Top of Recorded information

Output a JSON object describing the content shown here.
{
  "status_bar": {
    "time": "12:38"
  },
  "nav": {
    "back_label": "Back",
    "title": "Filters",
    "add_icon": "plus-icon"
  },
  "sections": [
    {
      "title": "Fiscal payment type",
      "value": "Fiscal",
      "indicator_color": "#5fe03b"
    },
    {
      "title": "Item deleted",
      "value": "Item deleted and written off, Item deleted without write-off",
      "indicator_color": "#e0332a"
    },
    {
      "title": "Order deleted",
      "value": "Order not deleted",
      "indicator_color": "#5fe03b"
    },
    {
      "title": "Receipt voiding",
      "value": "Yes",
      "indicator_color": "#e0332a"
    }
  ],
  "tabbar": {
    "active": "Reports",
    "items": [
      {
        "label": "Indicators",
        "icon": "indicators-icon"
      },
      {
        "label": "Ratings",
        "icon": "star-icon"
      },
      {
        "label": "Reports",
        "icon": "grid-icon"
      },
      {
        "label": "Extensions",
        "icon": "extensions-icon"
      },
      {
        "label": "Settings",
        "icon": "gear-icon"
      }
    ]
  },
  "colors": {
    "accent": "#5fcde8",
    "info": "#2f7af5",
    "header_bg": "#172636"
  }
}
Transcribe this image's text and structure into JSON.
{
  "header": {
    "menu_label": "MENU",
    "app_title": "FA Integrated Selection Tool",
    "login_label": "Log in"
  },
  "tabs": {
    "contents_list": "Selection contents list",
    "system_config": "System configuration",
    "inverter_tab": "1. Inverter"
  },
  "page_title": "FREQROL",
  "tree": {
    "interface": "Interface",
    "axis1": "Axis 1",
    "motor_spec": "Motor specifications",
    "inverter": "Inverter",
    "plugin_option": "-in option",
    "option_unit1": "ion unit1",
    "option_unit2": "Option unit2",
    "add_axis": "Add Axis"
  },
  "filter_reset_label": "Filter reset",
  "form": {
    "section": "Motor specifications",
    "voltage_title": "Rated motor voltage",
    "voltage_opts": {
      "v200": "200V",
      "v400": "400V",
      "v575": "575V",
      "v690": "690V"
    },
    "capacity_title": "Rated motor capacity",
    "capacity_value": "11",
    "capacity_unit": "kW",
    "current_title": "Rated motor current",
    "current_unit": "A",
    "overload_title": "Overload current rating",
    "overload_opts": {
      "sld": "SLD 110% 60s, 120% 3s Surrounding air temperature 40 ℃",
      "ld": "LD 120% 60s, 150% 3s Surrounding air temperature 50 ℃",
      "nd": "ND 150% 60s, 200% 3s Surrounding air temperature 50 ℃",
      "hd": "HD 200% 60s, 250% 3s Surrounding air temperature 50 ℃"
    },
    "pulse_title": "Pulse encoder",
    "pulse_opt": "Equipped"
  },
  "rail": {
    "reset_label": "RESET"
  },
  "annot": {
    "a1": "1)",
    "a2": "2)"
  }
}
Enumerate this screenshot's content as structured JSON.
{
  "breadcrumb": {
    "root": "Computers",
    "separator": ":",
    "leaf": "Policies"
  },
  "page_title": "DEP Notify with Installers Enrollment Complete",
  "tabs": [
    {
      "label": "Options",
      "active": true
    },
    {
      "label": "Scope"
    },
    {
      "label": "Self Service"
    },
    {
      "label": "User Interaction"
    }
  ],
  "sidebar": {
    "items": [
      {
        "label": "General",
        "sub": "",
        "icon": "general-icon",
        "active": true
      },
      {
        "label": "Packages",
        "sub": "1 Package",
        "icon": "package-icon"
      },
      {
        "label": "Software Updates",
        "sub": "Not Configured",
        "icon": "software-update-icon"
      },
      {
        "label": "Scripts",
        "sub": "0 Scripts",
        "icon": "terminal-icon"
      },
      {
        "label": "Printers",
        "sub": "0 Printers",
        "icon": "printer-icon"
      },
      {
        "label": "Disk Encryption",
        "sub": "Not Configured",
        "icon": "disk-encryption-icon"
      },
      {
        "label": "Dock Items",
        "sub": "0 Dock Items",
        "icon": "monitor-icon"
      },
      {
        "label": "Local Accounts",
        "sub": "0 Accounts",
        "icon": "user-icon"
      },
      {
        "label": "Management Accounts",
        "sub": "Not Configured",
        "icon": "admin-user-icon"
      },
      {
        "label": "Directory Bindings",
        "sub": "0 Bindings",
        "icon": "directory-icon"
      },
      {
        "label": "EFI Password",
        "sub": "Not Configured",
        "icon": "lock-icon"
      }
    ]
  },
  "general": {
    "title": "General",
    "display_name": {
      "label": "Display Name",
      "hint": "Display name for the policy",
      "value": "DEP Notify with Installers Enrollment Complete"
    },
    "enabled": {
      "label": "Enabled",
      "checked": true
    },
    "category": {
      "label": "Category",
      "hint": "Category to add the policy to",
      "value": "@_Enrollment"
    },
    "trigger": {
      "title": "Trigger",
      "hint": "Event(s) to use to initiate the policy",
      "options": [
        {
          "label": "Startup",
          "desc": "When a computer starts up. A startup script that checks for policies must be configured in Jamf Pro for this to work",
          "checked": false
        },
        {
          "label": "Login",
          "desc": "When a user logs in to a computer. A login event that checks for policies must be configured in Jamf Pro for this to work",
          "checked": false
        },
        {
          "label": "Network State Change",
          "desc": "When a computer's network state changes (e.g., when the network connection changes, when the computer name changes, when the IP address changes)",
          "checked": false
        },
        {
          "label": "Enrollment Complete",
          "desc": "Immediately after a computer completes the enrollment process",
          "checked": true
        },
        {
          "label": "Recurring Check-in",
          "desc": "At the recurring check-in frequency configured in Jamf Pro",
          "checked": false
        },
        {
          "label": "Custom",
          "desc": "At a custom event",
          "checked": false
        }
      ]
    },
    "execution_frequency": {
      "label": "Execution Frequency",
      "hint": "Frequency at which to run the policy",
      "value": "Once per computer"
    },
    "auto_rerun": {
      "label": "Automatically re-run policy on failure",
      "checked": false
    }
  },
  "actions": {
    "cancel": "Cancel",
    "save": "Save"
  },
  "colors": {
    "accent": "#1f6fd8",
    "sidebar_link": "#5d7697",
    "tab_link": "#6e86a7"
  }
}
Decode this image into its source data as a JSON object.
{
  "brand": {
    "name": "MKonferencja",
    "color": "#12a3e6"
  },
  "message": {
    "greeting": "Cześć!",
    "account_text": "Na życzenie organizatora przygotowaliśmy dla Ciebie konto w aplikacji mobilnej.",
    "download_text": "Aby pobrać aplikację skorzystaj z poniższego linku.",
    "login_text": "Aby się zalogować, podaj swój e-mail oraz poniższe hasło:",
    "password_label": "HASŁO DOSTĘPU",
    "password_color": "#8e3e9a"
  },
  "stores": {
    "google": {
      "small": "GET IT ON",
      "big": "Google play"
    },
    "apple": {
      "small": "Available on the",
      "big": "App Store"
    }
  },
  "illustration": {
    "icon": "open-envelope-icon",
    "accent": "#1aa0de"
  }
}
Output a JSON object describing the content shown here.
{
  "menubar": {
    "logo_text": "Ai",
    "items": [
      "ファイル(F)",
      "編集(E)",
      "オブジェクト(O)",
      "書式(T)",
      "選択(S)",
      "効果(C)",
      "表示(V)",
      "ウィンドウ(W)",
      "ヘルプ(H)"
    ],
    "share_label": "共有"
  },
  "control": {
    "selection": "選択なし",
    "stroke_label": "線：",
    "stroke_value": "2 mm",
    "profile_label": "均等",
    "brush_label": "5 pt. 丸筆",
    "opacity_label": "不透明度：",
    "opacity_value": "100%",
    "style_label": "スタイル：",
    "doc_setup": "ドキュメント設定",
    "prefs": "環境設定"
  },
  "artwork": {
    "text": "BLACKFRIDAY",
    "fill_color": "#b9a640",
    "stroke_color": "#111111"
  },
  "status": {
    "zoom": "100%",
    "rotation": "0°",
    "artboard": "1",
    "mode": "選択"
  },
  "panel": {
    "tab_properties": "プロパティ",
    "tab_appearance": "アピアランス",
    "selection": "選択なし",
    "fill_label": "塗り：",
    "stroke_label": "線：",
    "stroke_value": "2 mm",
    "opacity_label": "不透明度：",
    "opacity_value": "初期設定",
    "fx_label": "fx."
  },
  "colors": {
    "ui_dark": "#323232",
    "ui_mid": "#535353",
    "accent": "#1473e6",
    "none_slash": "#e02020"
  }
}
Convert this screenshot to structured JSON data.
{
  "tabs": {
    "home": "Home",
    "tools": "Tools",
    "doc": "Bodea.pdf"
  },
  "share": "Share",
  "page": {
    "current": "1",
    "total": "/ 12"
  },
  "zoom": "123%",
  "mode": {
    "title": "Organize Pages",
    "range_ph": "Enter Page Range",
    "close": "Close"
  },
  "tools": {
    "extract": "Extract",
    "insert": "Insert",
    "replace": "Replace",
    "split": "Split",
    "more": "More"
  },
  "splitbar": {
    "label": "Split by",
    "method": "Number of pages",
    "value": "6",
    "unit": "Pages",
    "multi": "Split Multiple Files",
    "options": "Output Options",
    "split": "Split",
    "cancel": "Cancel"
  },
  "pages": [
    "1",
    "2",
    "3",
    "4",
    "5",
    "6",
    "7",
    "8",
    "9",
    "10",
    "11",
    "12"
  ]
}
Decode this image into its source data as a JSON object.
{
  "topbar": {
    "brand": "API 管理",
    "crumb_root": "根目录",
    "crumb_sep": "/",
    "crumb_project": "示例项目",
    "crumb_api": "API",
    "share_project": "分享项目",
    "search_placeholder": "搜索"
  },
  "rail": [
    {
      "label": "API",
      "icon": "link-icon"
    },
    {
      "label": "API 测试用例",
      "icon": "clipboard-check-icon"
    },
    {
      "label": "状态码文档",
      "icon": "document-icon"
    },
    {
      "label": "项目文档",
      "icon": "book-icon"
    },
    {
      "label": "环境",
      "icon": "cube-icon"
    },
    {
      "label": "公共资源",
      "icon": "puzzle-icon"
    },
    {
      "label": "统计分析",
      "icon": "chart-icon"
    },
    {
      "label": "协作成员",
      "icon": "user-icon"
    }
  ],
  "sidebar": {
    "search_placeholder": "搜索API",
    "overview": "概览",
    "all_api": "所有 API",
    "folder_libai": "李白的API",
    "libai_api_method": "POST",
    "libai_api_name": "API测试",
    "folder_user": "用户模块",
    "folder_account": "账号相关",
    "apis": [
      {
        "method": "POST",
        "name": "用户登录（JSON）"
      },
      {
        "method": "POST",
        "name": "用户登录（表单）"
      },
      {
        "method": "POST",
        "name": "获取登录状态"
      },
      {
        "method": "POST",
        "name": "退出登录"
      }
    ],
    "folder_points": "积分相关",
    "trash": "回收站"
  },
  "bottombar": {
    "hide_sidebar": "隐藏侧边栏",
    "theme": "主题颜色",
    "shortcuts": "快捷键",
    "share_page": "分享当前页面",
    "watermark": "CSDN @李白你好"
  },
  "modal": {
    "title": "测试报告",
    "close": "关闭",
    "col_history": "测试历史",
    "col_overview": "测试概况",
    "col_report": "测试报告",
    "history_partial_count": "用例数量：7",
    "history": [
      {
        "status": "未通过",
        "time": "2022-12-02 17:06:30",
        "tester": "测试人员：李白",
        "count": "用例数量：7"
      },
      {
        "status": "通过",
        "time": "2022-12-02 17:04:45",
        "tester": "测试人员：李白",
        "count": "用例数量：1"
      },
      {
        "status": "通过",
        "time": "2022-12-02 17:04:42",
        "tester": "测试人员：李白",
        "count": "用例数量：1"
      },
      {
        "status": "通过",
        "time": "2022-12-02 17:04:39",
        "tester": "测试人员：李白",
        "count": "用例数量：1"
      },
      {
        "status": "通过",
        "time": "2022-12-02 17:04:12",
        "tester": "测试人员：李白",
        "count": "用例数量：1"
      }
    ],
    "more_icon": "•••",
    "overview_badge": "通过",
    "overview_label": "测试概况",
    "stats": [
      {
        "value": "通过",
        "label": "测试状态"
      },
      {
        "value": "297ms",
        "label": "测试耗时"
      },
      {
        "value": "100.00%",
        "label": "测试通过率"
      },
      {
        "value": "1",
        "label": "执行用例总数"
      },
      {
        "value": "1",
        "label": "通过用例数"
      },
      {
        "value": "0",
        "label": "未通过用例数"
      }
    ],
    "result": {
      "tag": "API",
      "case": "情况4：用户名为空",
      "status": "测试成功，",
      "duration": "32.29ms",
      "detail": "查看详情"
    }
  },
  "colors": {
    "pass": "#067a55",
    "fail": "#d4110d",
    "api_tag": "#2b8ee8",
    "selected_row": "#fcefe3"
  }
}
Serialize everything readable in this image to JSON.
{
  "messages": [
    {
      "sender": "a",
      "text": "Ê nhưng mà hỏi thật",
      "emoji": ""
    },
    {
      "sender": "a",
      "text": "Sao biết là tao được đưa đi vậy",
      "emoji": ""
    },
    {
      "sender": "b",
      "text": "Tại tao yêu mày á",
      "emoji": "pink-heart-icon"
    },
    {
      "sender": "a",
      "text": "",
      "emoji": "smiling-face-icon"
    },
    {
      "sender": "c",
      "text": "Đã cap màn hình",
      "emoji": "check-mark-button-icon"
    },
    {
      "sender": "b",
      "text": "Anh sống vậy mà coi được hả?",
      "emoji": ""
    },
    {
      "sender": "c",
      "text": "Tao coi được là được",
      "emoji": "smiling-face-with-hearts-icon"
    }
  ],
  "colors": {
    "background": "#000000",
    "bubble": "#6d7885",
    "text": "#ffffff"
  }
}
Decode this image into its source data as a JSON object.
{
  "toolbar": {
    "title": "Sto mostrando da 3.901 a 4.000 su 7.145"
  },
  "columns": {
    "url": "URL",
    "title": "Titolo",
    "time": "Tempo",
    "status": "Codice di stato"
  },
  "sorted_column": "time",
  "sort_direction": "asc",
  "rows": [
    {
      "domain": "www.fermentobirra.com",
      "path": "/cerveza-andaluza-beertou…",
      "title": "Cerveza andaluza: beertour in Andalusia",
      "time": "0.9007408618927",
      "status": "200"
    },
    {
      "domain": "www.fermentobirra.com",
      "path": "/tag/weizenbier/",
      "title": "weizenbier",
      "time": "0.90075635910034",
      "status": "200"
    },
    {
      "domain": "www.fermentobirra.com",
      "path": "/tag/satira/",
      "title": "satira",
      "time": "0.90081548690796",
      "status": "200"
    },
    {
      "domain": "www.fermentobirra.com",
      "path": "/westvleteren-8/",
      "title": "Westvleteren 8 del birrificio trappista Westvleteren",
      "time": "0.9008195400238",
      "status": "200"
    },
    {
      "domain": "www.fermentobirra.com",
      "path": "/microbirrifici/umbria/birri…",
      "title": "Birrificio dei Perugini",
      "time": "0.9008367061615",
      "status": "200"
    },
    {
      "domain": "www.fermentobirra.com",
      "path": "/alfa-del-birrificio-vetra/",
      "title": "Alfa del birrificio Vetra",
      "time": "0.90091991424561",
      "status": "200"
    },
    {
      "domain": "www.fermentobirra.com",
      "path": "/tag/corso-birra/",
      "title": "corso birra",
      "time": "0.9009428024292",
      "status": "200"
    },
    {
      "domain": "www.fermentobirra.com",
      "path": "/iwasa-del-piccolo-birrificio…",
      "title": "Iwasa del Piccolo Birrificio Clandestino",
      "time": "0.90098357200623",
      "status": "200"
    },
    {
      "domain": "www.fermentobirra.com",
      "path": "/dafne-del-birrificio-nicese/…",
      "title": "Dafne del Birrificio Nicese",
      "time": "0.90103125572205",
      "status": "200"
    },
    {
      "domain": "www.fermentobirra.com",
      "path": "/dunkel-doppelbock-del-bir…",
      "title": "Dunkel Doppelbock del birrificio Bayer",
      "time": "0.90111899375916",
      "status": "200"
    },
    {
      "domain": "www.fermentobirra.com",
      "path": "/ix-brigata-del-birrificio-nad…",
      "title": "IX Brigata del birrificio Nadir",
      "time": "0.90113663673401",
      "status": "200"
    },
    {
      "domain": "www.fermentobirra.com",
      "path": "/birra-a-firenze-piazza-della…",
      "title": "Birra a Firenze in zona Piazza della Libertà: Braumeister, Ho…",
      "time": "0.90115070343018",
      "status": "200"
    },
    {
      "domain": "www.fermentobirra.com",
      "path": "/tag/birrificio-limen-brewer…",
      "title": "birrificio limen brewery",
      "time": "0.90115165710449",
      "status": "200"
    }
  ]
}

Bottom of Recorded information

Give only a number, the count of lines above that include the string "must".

- **Response area**
2